§ What is needed:
Start at the top of the records below and copy them exactly to the end.

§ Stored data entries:
━━━━━━━━━━

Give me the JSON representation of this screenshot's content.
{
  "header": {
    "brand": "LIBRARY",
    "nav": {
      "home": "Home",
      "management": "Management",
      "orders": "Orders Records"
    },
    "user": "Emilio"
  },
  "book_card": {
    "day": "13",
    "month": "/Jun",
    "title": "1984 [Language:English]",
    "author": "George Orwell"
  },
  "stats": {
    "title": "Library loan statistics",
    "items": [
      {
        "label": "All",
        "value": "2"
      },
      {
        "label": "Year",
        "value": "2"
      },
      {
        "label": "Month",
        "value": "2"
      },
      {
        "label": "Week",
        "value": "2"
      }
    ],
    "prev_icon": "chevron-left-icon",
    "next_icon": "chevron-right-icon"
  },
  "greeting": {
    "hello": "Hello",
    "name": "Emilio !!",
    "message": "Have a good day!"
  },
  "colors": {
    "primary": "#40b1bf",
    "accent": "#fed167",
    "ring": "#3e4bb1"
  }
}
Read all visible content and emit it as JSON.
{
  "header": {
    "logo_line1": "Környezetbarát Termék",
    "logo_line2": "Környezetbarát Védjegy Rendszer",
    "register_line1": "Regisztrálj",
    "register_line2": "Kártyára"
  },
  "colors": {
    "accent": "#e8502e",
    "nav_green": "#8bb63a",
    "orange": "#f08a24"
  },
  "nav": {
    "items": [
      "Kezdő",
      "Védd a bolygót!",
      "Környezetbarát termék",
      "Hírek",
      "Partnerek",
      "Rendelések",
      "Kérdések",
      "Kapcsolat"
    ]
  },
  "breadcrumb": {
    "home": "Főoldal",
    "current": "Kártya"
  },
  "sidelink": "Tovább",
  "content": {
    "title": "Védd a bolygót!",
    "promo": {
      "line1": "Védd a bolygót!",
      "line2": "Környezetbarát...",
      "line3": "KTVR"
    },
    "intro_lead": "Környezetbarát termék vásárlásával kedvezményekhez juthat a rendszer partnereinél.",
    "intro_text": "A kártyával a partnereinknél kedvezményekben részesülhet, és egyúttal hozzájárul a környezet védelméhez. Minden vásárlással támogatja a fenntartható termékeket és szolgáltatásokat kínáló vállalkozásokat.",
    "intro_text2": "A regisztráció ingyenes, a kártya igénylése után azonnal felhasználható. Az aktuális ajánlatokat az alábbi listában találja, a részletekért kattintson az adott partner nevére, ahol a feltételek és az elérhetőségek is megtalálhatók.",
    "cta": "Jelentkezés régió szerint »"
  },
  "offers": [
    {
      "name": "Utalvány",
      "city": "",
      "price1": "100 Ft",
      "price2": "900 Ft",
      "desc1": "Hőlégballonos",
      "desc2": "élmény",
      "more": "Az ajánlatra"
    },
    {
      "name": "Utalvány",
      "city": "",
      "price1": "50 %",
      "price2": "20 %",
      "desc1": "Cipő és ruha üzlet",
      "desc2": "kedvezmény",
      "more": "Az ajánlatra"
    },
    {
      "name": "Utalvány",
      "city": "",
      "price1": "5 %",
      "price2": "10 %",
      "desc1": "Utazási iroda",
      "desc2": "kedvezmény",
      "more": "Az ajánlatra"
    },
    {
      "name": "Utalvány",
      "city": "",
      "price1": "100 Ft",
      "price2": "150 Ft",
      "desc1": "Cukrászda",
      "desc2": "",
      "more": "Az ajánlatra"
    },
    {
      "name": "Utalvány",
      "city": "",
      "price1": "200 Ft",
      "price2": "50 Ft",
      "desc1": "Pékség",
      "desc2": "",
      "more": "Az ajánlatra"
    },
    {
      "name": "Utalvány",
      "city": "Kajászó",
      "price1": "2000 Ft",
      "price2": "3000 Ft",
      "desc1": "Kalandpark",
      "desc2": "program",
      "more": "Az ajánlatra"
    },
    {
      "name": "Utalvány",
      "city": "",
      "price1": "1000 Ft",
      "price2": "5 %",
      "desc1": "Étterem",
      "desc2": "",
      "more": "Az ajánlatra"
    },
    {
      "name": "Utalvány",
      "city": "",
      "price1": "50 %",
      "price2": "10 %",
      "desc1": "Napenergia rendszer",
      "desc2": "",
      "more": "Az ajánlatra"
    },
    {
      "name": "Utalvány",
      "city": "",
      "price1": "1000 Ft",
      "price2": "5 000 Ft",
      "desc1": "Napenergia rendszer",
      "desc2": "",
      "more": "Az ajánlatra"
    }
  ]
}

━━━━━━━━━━

§ Task answer:
Give me the JSON representation of this screenshot's content.
{
  "header": {
    "brand": "LIBRARY",
    "nav": {
      "home": "Home",
      "management": "Management",
      "orders": "Orders Records"
    },
    "user": "Emilio"
  },
  "book_card": {
    "day": "13",
    "month": "/Jun",
    "title": "1984 [Language:English]",
    "author": "George Orwell"
  },
  "stats": {
    "title": "Library loan statistics",
    "items": [
      {
        "label": "All",
        "value": "2"
      },
      {
        "label": "Year",
        "value": "2"
      },
      {
        "label": "Month",
        "value": "2"
      },
      {
        "label": "Week",
        "value": "2"
      }
    ],
    "prev_icon": "chevron-left-icon",
    "next_icon": "chevron-right-icon"
  },
  "greeting": {
    "hello": "Hello",
    "name": "Emilio !!",
    "message": "Have a good day!"
  },
  "colors": {
    "primary": "#40b1bf",
    "accent": "#fed167",
    "ring": "#3e4bb1"
  }
}
Read all visible content and emit it as JSON.
{
  "header": {
    "logo_line1": "Környezetbarát Termék",
    "logo_line2": "Környezetbarát Védjegy Rendszer",
    "register_line1": "Regisztrálj",
    "register_line2": "Kártyára"
  },
  "colors": {
    "accent": "#e8502e",
    "nav_green": "#8bb63a",
    "orange": "#f08a24"
  },
  "nav": {
    "items": [
      "Kezdő",
      "Védd a bolygót!",
      "Környezetbarát termék",
      "Hírek",
      "Partnerek",
      "Rendelések",
      "Kérdések",
      "Kapcsolat"
    ]
  },
  "breadcrumb": {
    "home": "Főoldal",
    "current": "Kártya"
  },
  "sidelink": "Tovább",
  "content": {
    "title": "Védd a bolygót!",
    "promo": {
      "line1": "Védd a bolygót!",
      "line2": "Környezetbarát...",
      "line3": "KTVR"
    },
    "intro_lead": "Környezetbarát termék vásárlásával kedvezményekhez juthat a rendszer partnereinél.",
    "intro_text": "A kártyával a partnereinknél kedvezményekben részesülhet, és egyúttal hozzájárul a környezet védelméhez. Minden vásárlással támogatja a fenntartható termékeket és szolgáltatásokat kínáló vállalkozásokat.",
    "intro_text2": "A regisztráció ingyenes, a kártya igénylése után azonnal felhasználható. Az aktuális ajánlatokat az alábbi listában találja, a részletekért kattintson az adott partner nevére, ahol a feltételek és az elérhetőségek is megtalálhatók.",
    "cta": "Jelentkezés régió szerint »"
  },
  "offers": [
    {
      "name": "Utalvány",
      "city": "",
      "price1": "100 Ft",
      "price2": "900 Ft",
      "desc1": "Hőlégballonos",
      "desc2": "élmény",
      "more": "Az ajánlatra"
    },
    {
      "name": "Utalvány",
      "city": "",
      "price1": "50 %",
      "price2": "20 %",
      "desc1": "Cipő és ruha üzlet",
      "desc2": "kedvezmény",
      "more": "Az ajánlatra"
    },
    {
      "name": "Utalvány",
      "city": "",
      "price1": "5 %",
      "price2": "10 %",
      "desc1": "Utazási iroda",
      "desc2": "kedvezmény",
      "more": "Az ajánlatra"
    },
    {
      "name": "Utalvány",
      "city": "",
      "price1": "100 Ft",
      "price2": "150 Ft",
      "desc1": "Cukrászda",
      "desc2": "",
      "more": "Az ajánlatra"
    },
    {
      "name": "Utalvány",
      "city": "",
      "price1": "200 Ft",
      "price2": "50 Ft",
      "desc1": "Pékség",
      "desc2": "",
      "more": "Az ajánlatra"
    },
    {
      "name": "Utalvány",
      "city": "Kajászó",
      "price1": "2000 Ft",
      "price2": "3000 Ft",
      "desc1": "Kalandpark",
      "desc2": "program",
      "more": "Az ajánlatra"
    },
    {
      "name": "Utalvány",
      "city": "",
      "price1": "1000 Ft",
      "price2": "5 %",
      "desc1": "Étterem",
      "desc2": "",
      "more": "Az ajánlatra"
    },
    {
      "name": "Utalvány",
      "city": "",
      "price1": "50 %",
      "price2": "10 %",
      "desc1": "Napenergia rendszer",
      "desc2": "",
      "more": "Az ajánlatra"
    },
    {
      "name": "Utalvány",
      "city": "",
      "price1": "1000 Ft",
      "price2": "5 000 Ft",
      "desc1": "Napenergia rendszer",
      "desc2": "",
      "more": "Az ajánlatra"
    }
  ]
}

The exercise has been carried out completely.